* **Required action**:
Whatever the lines below say, output them exactly.

Provided data Start Marker

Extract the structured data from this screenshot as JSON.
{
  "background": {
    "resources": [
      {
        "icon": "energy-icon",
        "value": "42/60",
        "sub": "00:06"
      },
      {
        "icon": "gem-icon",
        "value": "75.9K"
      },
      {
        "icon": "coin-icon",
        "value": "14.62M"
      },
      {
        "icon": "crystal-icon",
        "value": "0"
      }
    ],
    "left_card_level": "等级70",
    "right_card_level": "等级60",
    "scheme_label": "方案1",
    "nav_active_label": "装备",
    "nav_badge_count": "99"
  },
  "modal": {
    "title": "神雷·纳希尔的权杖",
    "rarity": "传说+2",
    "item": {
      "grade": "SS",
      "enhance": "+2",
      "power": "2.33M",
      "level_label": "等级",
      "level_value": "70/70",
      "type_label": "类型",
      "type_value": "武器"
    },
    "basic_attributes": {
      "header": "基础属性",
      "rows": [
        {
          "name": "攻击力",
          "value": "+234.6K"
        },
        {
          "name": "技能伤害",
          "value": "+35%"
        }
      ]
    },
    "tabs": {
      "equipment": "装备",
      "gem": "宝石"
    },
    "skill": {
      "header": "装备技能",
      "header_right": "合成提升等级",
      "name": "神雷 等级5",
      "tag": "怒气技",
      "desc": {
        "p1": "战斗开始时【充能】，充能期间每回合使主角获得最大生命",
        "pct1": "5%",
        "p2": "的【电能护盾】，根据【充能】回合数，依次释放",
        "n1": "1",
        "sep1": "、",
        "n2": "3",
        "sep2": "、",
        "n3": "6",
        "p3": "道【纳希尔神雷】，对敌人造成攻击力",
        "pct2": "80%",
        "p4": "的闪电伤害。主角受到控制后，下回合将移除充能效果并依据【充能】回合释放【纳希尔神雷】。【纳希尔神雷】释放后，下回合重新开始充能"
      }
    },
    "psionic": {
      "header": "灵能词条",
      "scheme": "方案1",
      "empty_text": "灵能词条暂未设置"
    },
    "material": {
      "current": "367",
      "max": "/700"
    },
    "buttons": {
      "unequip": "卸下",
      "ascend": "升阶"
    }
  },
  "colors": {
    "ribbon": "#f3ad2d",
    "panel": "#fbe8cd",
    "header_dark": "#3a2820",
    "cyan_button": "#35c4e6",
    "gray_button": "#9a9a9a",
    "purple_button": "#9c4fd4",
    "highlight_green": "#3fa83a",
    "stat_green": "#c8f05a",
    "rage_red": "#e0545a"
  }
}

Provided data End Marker

* **Response**:
Extract the structured data from this screenshot as JSON.
{
  "background": {
    "resources": [
      {
        "icon": "energy-icon",
        "value": "42/60",
        "sub": "00:06"
      },
      {
        "icon": "gem-icon",
        "value": "75.9K"
      },
      {
        "icon": "coin-icon",
        "value": "14.62M"
      },
      {
        "icon": "crystal-icon",
        "value": "0"
      }
    ],
    "left_card_level": "等级70",
    "right_card_level": "等级60",
    "scheme_label": "方案1",
    "nav_active_label": "装备",
    "nav_badge_count": "99"
  },
  "modal": {
    "title": "神雷·纳希尔的权杖",
    "rarity": "传说+2",
    "item": {
      "grade": "SS",
      "enhance": "+2",
      "power": "2.33M",
      "level_label": "等级",
      "level_value": "70/70",
      "type_label": "类型",
      "type_value": "武器"
    },
    "basic_attributes": {
      "header": "基础属性",
      "rows": [
        {
          "name": "攻击力",
          "value": "+234.6K"
        },
        {
          "name": "技能伤害",
          "value": "+35%"
        }
      ]
    },
    "tabs": {
      "equipment": "装备",
      "gem": "宝石"
    },
    "skill": {
      "header": "装备技能",
      "header_right": "合成提升等级",
      "name": "神雷 等级5",
      "tag": "怒气技",
      "desc": {
        "p1": "战斗开始时【充能】，充能期间每回合使主角获得最大生命",
        "pct1": "5%",
        "p2": "的【电能护盾】，根据【充能】回合数，依次释放",
        "n1": "1",
        "sep1": "、",
        "n2": "3",
        "sep2": "、",
        "n3": "6",
        "p3": "道【纳希尔神雷】，对敌人造成攻击力",
        "pct2": "80%",
        "p4": "的闪电伤害。主角受到控制后，下回合将移除充能效果并依据【充能】回合释放【纳希尔神雷】。【纳希尔神雷】释放后，下回合重新开始充能"
      }
    },
    "psionic": {
      "header": "灵能词条",
      "scheme": "方案1",
      "empty_text": "灵能词条暂未设置"
    },
    "material": {
      "current": "367",
      "max": "/700"
    },
    "buttons": {
      "unequip": "卸下",
      "ascend": "升阶"
    }
  },
  "colors": {
    "ribbon": "#f3ad2d",
    "panel": "#fbe8cd",
    "header_dark": "#3a2820",
    "cyan_button": "#35c4e6",
    "gray_button": "#9a9a9a",
    "purple_button": "#9c4fd4",
    "highlight_green": "#3fa83a",
    "stat_green": "#c8f05a",
    "rage_red": "#e0545a"
  }
}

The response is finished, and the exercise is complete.